What to produce
Whenever the word "A姐分享" turns up in a line below, that line should be copied.
- - -
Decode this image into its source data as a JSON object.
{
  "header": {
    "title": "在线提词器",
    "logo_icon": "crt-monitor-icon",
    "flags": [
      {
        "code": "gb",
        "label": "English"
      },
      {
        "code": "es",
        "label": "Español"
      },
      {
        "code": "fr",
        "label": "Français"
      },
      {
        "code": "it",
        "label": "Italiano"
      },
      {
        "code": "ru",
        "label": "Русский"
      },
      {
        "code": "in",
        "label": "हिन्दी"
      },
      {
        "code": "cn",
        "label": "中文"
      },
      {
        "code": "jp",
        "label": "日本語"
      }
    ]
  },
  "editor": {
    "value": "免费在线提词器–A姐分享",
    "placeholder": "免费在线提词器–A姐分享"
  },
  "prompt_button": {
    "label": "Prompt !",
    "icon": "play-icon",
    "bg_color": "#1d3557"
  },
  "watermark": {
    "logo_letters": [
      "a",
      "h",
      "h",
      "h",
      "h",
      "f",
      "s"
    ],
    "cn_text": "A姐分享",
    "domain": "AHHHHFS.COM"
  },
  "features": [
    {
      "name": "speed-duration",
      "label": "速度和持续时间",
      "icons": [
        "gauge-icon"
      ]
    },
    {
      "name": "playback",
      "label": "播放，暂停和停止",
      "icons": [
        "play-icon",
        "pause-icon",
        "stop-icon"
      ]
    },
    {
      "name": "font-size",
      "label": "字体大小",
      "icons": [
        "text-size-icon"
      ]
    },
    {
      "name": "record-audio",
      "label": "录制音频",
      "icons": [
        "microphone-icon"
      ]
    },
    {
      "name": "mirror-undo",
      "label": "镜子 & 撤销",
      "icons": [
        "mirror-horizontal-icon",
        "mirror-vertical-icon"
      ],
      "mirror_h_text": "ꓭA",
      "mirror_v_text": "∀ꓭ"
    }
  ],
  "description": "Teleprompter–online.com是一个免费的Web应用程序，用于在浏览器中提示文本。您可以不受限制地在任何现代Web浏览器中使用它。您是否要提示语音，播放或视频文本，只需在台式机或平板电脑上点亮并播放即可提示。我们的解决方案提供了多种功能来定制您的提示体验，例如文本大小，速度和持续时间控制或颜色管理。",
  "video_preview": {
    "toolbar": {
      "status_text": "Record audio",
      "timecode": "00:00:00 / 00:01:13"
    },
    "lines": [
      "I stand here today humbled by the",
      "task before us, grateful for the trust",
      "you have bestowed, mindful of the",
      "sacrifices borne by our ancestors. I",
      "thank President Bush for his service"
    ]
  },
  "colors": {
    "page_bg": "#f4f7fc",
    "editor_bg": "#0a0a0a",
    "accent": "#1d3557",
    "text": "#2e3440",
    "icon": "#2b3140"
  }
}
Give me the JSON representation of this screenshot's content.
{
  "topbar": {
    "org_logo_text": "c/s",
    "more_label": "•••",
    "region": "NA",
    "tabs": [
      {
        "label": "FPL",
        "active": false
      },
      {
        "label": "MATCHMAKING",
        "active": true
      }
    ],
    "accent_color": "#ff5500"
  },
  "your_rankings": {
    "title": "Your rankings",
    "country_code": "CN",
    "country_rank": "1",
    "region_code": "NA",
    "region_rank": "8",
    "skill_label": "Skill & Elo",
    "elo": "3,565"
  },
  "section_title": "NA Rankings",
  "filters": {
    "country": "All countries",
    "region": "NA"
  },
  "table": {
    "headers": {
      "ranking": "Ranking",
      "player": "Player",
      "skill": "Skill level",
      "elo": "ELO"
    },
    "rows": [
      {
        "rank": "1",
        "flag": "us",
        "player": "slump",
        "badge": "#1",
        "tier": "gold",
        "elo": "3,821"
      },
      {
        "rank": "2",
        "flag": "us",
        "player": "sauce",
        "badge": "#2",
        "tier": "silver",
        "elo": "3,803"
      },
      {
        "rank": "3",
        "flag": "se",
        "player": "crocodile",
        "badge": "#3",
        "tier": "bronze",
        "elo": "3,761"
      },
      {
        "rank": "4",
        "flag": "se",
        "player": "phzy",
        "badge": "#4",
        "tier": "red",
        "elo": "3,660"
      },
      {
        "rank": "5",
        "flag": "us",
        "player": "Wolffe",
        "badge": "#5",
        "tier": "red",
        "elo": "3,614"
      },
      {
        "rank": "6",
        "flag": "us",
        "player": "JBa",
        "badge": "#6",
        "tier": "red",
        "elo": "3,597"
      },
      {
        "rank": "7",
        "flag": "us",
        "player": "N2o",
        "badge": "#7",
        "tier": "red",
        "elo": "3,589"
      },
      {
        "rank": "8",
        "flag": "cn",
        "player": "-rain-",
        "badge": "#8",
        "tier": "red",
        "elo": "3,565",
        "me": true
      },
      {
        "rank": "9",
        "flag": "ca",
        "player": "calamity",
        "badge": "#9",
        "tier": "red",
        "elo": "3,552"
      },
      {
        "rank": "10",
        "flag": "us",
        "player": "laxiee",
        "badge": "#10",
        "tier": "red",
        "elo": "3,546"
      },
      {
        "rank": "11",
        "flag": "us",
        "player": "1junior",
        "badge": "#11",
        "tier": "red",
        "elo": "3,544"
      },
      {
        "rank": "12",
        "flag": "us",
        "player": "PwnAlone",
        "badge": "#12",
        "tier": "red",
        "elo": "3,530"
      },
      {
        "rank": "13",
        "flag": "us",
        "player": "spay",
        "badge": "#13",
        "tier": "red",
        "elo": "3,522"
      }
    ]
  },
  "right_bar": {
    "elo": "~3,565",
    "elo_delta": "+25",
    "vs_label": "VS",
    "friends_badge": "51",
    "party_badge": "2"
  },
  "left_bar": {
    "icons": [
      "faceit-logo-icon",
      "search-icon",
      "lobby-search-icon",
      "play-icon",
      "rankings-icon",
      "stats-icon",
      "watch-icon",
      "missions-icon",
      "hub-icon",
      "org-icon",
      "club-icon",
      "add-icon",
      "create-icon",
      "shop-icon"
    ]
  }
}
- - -
Your response
    "value": "免费在线提词器–A姐分享",
    "placeholder": "免费在线提词器–A姐分享"
    "cn_text": "A姐分享",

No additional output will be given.